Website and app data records

------------------------------------------------

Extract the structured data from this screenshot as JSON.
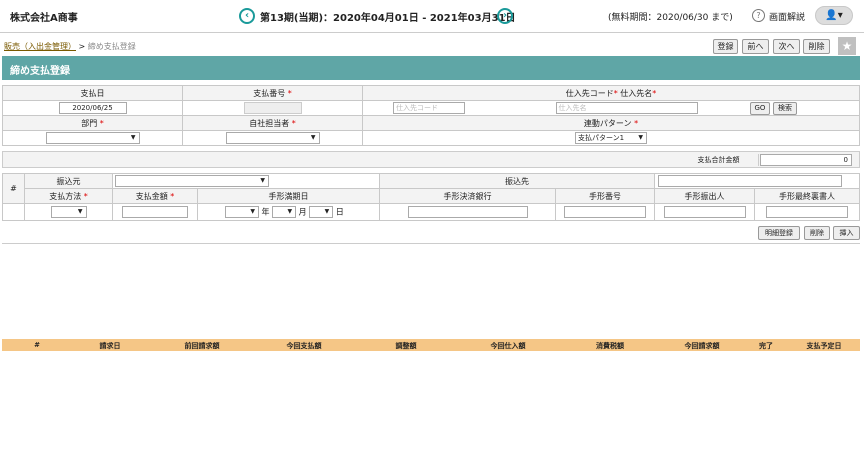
{
  "header": {
    "company": "株式会社A商事",
    "period": "第13期(当期)：2020年04月01日 - 2021年03月31日",
    "trial": "(無料期間：2020/06/30 まで)",
    "help": "画面解説",
    "prev_icon": "chevron-left-icon",
    "next_icon": "chevron-right-icon",
    "user_icon": "user-icon"
  },
  "breadcrumb": {
    "parent": "販売（入出金管理）",
    "sep": ">",
    "current": "締め支払登録"
  },
  "toolbar": {
    "register": "登録",
    "prev": "前へ",
    "next": "次へ",
    "delete": "削除"
  },
  "page_title": "締め支払登録",
  "form": {
    "pay_date_label": "支払日",
    "pay_date_value": "2020/06/25",
    "pay_no_label": "支払番号",
    "supplier_label1": "仕入先コード",
    "supplier_label2": "仕入先名",
    "supplier_code_ph": "仕入先コード",
    "supplier_name_ph": "仕入先名",
    "go": "GO",
    "search": "検索",
    "dept_label": "部門",
    "staff_label": "自社担当者",
    "link_label": "連動パターン",
    "link_value": "支払パターン1"
  },
  "total": {
    "label": "支払合計金額",
    "value": "0"
  },
  "detail": {
    "no": "#",
    "from_label": "振込元",
    "to_label": "振込先",
    "method_label": "支払方法",
    "amount_label": "支払金額",
    "due_label": "手形満期日",
    "year": "年",
    "month": "月",
    "day": "日",
    "bank_label": "手形決済銀行",
    "bill_no_label": "手形番号",
    "issuer_label": "手形振出人",
    "endorser_label": "手形最終裏書人"
  },
  "detail_buttons": {
    "register": "明細登録",
    "delete": "削除",
    "insert": "挿入"
  },
  "list_columns": [
    "#",
    "請求日",
    "前回請求額",
    "今回支払額",
    "調整額",
    "今回仕入額",
    "消費税額",
    "今回請求額",
    "完了",
    "支払予定日"
  ],
  "colors": {
    "accent": "#1a9a9a",
    "header_bg": "#5fa6a6",
    "list_head": "#f5c686"
  }
}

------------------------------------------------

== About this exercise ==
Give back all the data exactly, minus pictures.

== Exercise answer ==
Extract the structured data from this screenshot as JSON.
{
  "header": {
    "company": "株式会社A商事",
    "period": "第13期(当期)：2020年04月01日 - 2021年03月31日",
    "trial": "(無料期間：2020/06/30 まで)",
    "help": "画面解説",
    "prev_icon": "chevron-left-icon",
    "next_icon": "chevron-right-icon",
    "user_icon": "user-icon"
  },
  "breadcrumb": {
    "parent": "販売（入出金管理）",
    "sep": ">",
    "current": "締め支払登録"
  },
  "toolbar": {
    "register": "登録",
    "prev": "前へ",
    "next": "次へ",
    "delete": "削除"
  },
  "page_title": "締め支払登録",
  "form": {
    "pay_date_label": "支払日",
    "pay_date_value": "2020/06/25",
    "pay_no_label": "支払番号",
    "supplier_label1": "仕入先コード",
    "supplier_label2": "仕入先名",
    "supplier_code_ph": "仕入先コード",
    "supplier_name_ph": "仕入先名",
    "go": "GO",
    "search": "検索",
    "dept_label": "部門",
    "staff_label": "自社担当者",
    "link_label": "連動パターン",
    "link_value": "支払パターン1"
  },
  "total": {
    "label": "支払合計金額",
    "value": "0"
  },
  "detail": {
    "no": "#",
    "from_label": "振込元",
    "to_label": "振込先",
    "method_label": "支払方法",
    "amount_label": "支払金額",
    "due_label": "手形満期日",
    "year": "年",
    "month": "月",
    "day": "日",
    "bank_label": "手形決済銀行",
    "bill_no_label": "手形番号",
    "issuer_label": "手形振出人",
    "endorser_label": "手形最終裏書人"
  },
  "detail_buttons": {
    "register": "明細登録",
    "delete": "削除",
    "insert": "挿入"
  },
  "list_columns": [
    "#",
    "請求日",
    "前回請求額",
    "今回支払額",
    "調整額",
    "今回仕入額",
    "消費税額",
    "今回請求額",
    "完了",
    "支払予定日"
  ],
  "colors": {
    "accent": "#1a9a9a",
    "header_bg": "#5fa6a6",
    "list_head": "#f5c686"
  }
}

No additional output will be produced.